Lengthy delays, procedural logjams, long gaps in the appointment of permanent judges, inadequate administrative support, and general inefficiency hampered the judicial system. Judges’ broad discretion on whether and how to pursue investigations contributed to a public perception that many decisions were arbitrary.
Provincial courts in Catamarca, Salta, Cordoba, Chubut, La Pampa, Buenos Aires, Neuquen, Rio Negro, Entre Rios, Buenos Aires City, Santa Fe, Santiago del Estero, Chaco, Mendoza, Jujuy, and Tucuman continued the transition to trials with oral arguments in criminal cases, replacing the old system of written submissions. Neuquen, Mendoza, Salta, Chaco, and Buenos Aires Provinces provide defendants accused of certain serious crimes the right to a trial by jury. Full implementation of trial by jury procedures was pending in Rio Negro and San Juan.

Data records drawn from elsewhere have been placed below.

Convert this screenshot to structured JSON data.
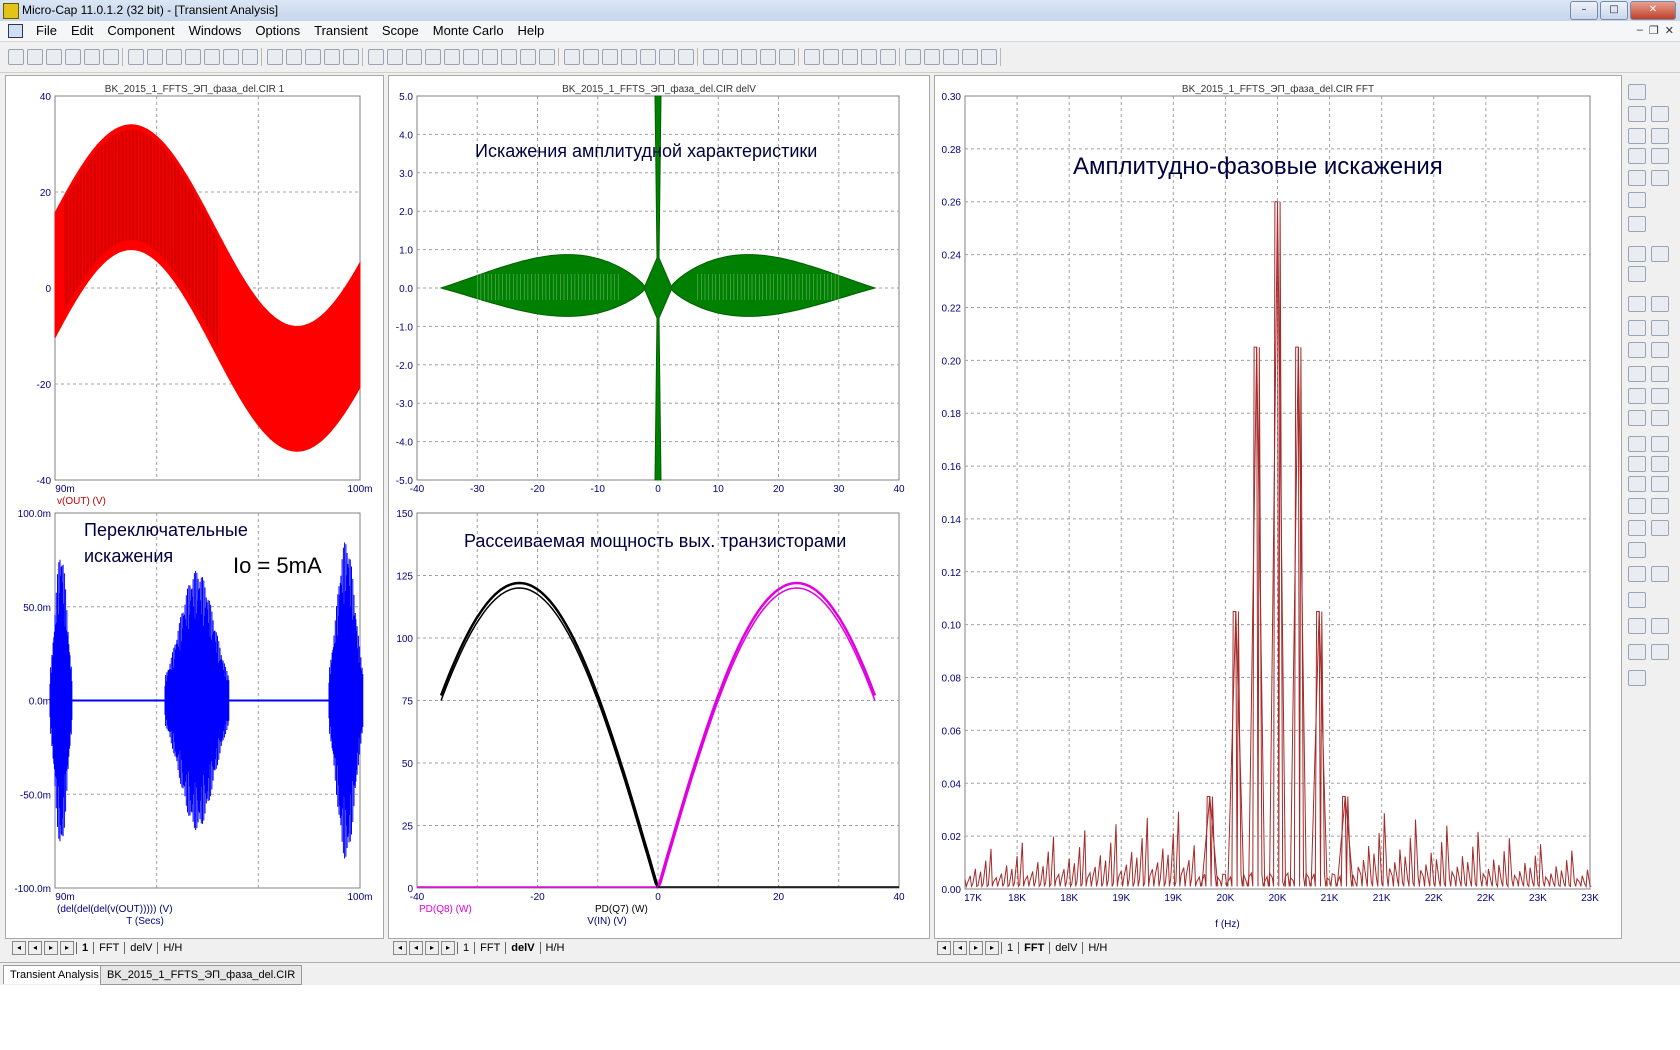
{
  "app": {
    "title": "Micro-Cap 11.0.1.2 (32 bit) - [Transient Analysis]"
  },
  "menu": [
    "File",
    "Edit",
    "Component",
    "Windows",
    "Options",
    "Transient",
    "Scope",
    "Monte Carlo",
    "Help"
  ],
  "panels": {
    "p1": {
      "title": "BK_2015_1_FFTS_ЭП_фаза_del.CIR 1",
      "yticks": [
        "40",
        "20",
        "0",
        "-20",
        "-40"
      ],
      "xticks": [
        "90m",
        "100m"
      ],
      "xlabel": "v(OUT) (V)",
      "color": "#ff0000"
    },
    "p2": {
      "title": "BK_2015_1_FFTS_ЭП_фаза_del.CIR delV",
      "annotation": "Искажения амплитудной характеристики",
      "yticks": [
        "5.0",
        "4.0",
        "3.0",
        "2.0",
        "1.0",
        "0.0",
        "-1.0",
        "-2.0",
        "-3.0",
        "-4.0",
        "-5.0"
      ],
      "xticks": [
        "-40",
        "-30",
        "-20",
        "-10",
        "0",
        "10",
        "20",
        "30",
        "40"
      ],
      "color": "#008000"
    },
    "p3": {
      "title": "BK_2015_1_FFTS_ЭП_фаза_del.CIR FFT",
      "annotation": "Амплитудно-фазовые искажения",
      "yticks": [
        "0.30",
        "0.28",
        "0.26",
        "0.24",
        "0.22",
        "0.20",
        "0.18",
        "0.16",
        "0.14",
        "0.12",
        "0.10",
        "0.08",
        "0.06",
        "0.04",
        "0.02",
        "0.00"
      ],
      "xticks": [
        "17K",
        "18K",
        "18K",
        "19K",
        "19K",
        "20K",
        "20K",
        "21K",
        "21K",
        "22K",
        "22K",
        "23K",
        "23K"
      ],
      "xlabel": "f (Hz)",
      "color": "#a52a2a"
    },
    "p4": {
      "annotation1": "Переключательные",
      "annotation2": "искажения",
      "annotation3": "Io = 5mA",
      "yticks": [
        "100.0m",
        "50.0m",
        "0.0m",
        "-50.0m",
        "-100.0m"
      ],
      "xticks": [
        "90m",
        "100m"
      ],
      "xlabel": "(del(del(del(v(OUT))))) (V)",
      "xlabel2": "T (Secs)",
      "color": "#0000ff"
    },
    "p5": {
      "annotation": "Рассеиваемая мощность вых. транзисторами",
      "yticks": [
        "150",
        "125",
        "100",
        "75",
        "50",
        "25",
        "0"
      ],
      "xticks": [
        "-40",
        "-20",
        "0",
        "20",
        "40"
      ],
      "legend1": "PD(Q8) (W)",
      "legend2": "PD(Q7) (W)",
      "xlabel": "V(IN) (V)",
      "color1": "#000000",
      "color2": "#e000e0"
    }
  },
  "tabs": {
    "left": [
      "1",
      "FFT",
      "delV",
      "H/H"
    ],
    "mid": [
      "1",
      "FFT",
      "delV",
      "H/H"
    ],
    "right": [
      "1",
      "FFT",
      "delV",
      "H/H"
    ]
  },
  "bottom_tabs": [
    "Transient Analysis",
    "BK_2015_1_FFTS_ЭП_фаза_del.CIR"
  ],
  "chart_data": [
    {
      "type": "line",
      "title": "BK_2015_1_FFTS_ЭП_фаза_del.CIR 1",
      "ylim": [
        -40,
        40
      ],
      "xlim_labels": [
        "90m",
        "100m"
      ],
      "series": [
        {
          "name": "v(OUT) (V)",
          "upper": [
            14,
            34,
            8,
            -10,
            14
          ],
          "lower": [
            -14,
            8,
            -34,
            -24,
            -14
          ]
        }
      ]
    },
    {
      "type": "line",
      "title": "BK_2015_1_FFTS_ЭП_фаза_del.CIR FFT",
      "xlabel": "f (Hz)",
      "ylim": [
        0,
        0.3
      ],
      "peaks": [
        {
          "x_index": 4.7,
          "y": 0.035
        },
        {
          "x_index": 5.2,
          "y": 0.105
        },
        {
          "x_index": 5.6,
          "y": 0.205
        },
        {
          "x_index": 6.0,
          "y": 0.26
        },
        {
          "x_index": 6.4,
          "y": 0.205
        },
        {
          "x_index": 6.8,
          "y": 0.105
        },
        {
          "x_index": 7.3,
          "y": 0.035
        }
      ]
    },
    {
      "type": "line",
      "title": "",
      "xlabel": "V(IN) (V)",
      "ylim": [
        0,
        150
      ],
      "xlim": [
        -40,
        40
      ],
      "series": [
        {
          "name": "PD(Q8) (W)",
          "x": [
            -36,
            -30,
            -23,
            -15,
            -8,
            0
          ],
          "y": [
            86,
            115,
            122,
            108,
            65,
            0
          ]
        },
        {
          "name": "PD(Q7) (W)",
          "x": [
            0,
            8,
            15,
            23,
            30,
            36
          ],
          "y": [
            0,
            65,
            108,
            122,
            115,
            86
          ]
        }
      ]
    }
  ]
}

In December 2018 Congress passed a new code of federal criminal procedure. In June, Salta and Jujuy became the first provinces to implement this new code, which is to progressively extend to the rest of the country. The code transforms the country’s hybrid federal inquisitive system into a full accusatory system, with expanded prosecution responsibilities for the attorney general. The new code imposes time limitations on prosecutions (most cases under the new system must be disposed of in three years), expands victims’ rights, implements the use of new investigative techniques, and provides for expedited deportations of foreigners in lieu of prosecution. The code creates direct interaction between security forces and prosecutors, who assumed investigative responsibilities previously exercised by magistrates.
Political Prisoners and Detainees
There were no reports of political prisoners or detainees.
Civil Judicial Procedures and Remedies
Citizens have access to the courts to bring lawsuits seeking damages or the protection of rights provided by the constitution. They may also appeal adverse decisions domestically or to regional human rights bodies, to include the Inter-American Court of Human Rights.
f. Arbitrary or Unlawful Interference with Privacy, Family, Home, or Correspondence
The constitution prohibits such actions, and there were no reports that the government failed to respect these prohibitions.